Despite falling way behind early on, I managed to stealth-write my way into a win! 50,608 words. Woohoo! #NaNoWinner2018. And with those 50k words, I learned (and re-learned) some valuable lessons.
Lesson #1: Writing Is Hard
This is one of those lessons that I have to relearn every NaNo. Writing is hard. That’s one of those things that you know, but kind of forget. Now, I think part of my problem is that I just genuinely enjoy editing more than I like writing. But even those who love writing more than anything in the world get hit with writers block and imposter syndrome and the absolute certainty that what you’re writing is utter trash.
The second week’s pep talk by Justina Ireland opened with these striking words: “Writing sucks.” And that was exactly how I was feeling as that second week rolled around. And the words of encouragement from Justina and other authors throughout the month helped to combat those feelings a great deal. I love the pep talks for the insight they give into the writer’s life. Each writer is different, of course, but we all seem to share some characteristics. And we can all help each other get through the rough patches.
But nothing is going to make writing easy. It takes work. So congratulate yourself for everything you’ve written! You’ve done hard work.
Lesson #2: Trying Something New Pays Off
This November, I confirmed that I am in fact a planner, not a pantser. A lot of you are probably discovery writers, and the concept of writing from an outline is entirely foreign to you. But for me, I discovered that having an outline made writing way easier (but still not easy). While I didn’t get as much of an outline done before the month started as I had wanted to, I did end up having a mini breakthrough halfway through the month. I had a series of plot ideas that got me much closer to a conclusion than I’d been before. I wrote up all of those ideas, and then used the first paragraph as fuel for a writing session. And the next paragraph as fuel for the next writing session. And I was able to shoot ahead in my word count in the days that followed.
So my advice to you is to try something new. If you’ve always written by discovery, try creating an outline for your next project. If you’ve always religiously followed an outline, try to write something completely unplanned. Try a new genre, a new kind of character, a new word processor. You never know when you’ll find something new that fits you even better than what you were doing before.
Lesson #3: Winning Isn’t All About Winning

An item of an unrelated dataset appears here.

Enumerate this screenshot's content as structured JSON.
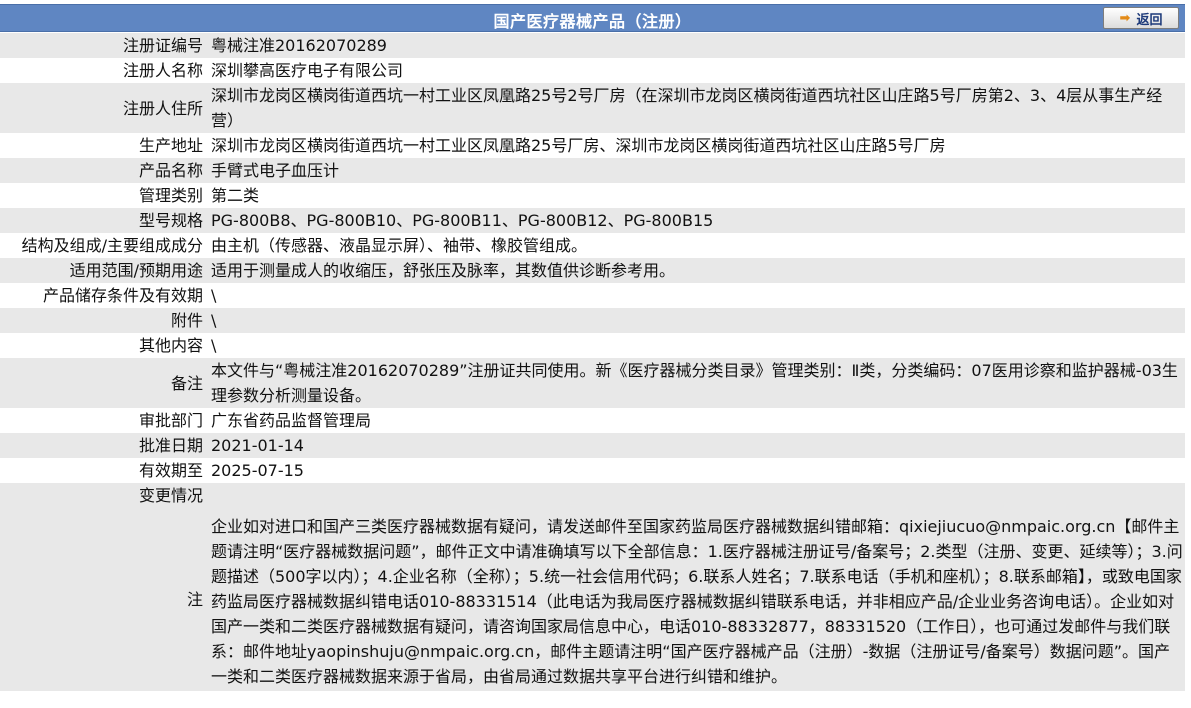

You don’t have to win NaNo to win NaNo. Bear with me for this one. A few days before the month ended, I went to a meeting of the Northern Colorado Writers and happened to mention that I was working on NaNo. And I was only at 32,000 words with four days to go. I hadn’t entirely lost hope, but I was feeling pretty bad about my low word count. But as the discussion continued, two other writers revealed that they, too, were participating in NaNo, and were at even lower word counts than I was. My very first gut instinct reaction was to tell them “Way to go.” They had written thousands of words each. And that was worth something. And my words were worth something.
While of course it’s important to try to achieve your goals, sometimes the striving is just as important as actually achieving them. Any word you wrote because of NaNo is one more word than you would have written without it. And that’s a win.
So even if you only wrote 1,000 or 100 or 10 words because of NaNoWriMo, you won in spirit. Congratulations!
Goals for Next Year
The first time I really participated in Nano was 2014. I won that year, and the year after, working on the same book. This year, I was determined to finish that book. And I kind of did! I wrote an ending, including a climax, a denouement, and the words ‘The End.’ It was incredibly satisfying. I do still have some of the middle I need to figure out. But for the first time, I know what the ending is. Hopefully that will make a huge difference as I go back through in the next few months and edit what I wrote. And that is one of my goals; to keep up writing (if not quite so many words per day) in the coming months.
Because I’d really like to wrap up that book. For next year’s NaNo, I am starting fresh. The novel I worked on this year has been languishing in my brain for over four years. It’s gotten lost and found, reformatted and re-imagined. That novel picked up a lot of baggage along the way. I’m going to come to next year’s NaNo with an entirely new idea, with a complete outline, and I’m going to see if I can write the full novel in a month. The purist way.
Voila my NaNo 2018 lessons. What were yours?